What you have to do: Copy out lines with the word "satellites" from the material that follows.

===== Input material

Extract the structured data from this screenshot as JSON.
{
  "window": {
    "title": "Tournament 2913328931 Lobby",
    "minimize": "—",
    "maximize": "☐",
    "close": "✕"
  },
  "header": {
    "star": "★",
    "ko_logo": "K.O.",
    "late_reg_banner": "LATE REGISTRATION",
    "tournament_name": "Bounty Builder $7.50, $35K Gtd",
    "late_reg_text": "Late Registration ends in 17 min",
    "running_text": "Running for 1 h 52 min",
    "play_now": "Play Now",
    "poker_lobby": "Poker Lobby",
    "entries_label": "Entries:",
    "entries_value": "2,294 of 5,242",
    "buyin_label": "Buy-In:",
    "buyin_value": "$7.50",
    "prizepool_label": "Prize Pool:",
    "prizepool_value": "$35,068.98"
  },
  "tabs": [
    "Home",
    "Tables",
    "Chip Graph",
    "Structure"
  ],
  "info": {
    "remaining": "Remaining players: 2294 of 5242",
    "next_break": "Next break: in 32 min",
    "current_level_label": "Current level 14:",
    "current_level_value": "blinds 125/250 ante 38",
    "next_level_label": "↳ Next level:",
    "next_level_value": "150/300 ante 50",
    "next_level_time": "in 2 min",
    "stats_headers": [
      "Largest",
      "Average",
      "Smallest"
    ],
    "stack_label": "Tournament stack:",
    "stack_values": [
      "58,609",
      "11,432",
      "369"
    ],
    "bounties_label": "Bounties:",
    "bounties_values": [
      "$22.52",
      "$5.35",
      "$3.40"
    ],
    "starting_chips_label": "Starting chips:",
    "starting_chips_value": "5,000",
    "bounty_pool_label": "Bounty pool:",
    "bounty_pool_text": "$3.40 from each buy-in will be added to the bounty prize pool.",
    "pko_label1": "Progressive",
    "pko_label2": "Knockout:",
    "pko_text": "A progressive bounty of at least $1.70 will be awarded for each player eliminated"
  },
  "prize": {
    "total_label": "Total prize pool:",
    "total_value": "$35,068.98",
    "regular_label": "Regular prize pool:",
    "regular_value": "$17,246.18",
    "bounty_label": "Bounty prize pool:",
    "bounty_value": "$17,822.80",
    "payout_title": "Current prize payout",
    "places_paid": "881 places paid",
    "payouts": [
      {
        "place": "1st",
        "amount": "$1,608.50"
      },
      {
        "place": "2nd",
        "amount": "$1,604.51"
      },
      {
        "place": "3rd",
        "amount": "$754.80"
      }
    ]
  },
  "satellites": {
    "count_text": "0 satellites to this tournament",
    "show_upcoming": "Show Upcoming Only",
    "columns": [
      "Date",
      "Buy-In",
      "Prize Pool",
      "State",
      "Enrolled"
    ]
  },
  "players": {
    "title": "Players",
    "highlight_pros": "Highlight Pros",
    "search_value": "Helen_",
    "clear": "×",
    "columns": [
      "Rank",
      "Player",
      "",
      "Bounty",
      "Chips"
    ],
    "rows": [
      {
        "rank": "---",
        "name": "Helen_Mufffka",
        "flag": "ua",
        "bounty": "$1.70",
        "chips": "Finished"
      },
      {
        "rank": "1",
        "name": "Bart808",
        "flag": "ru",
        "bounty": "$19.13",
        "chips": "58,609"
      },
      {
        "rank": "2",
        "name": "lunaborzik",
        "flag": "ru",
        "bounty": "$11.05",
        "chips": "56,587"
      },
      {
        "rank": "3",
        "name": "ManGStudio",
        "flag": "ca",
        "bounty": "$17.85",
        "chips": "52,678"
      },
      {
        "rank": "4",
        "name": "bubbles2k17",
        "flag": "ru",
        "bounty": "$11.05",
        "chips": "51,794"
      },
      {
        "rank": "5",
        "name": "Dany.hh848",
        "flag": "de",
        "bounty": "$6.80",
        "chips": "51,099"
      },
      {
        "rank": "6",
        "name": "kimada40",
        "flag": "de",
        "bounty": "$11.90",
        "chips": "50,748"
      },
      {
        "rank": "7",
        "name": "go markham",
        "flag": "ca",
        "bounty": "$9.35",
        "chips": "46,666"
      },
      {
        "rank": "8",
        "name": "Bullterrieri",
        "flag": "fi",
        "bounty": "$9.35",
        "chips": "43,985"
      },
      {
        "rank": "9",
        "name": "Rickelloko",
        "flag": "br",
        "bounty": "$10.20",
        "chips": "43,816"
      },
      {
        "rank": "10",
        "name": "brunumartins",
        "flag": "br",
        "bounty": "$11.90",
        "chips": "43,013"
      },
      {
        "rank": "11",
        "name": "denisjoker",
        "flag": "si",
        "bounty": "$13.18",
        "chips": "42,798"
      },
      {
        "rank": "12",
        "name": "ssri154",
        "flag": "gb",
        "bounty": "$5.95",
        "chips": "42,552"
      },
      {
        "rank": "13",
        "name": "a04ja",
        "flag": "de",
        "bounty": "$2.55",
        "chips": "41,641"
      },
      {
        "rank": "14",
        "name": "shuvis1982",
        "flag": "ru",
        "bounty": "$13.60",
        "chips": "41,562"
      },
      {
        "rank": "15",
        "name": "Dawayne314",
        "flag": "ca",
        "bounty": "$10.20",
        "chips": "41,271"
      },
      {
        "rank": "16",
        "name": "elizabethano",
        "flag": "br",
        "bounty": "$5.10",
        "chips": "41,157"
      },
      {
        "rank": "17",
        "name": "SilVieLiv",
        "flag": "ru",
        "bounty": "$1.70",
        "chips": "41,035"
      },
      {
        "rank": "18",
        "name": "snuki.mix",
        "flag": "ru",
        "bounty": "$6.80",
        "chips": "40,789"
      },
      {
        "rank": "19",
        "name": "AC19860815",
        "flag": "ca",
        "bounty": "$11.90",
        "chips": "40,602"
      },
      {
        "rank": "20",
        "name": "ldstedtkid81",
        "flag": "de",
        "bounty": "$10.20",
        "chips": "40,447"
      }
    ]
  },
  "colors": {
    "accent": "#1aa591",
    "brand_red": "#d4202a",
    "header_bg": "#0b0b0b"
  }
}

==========

Task result:
  "satellites": {
    "count_text": "0 satellites to this tournament",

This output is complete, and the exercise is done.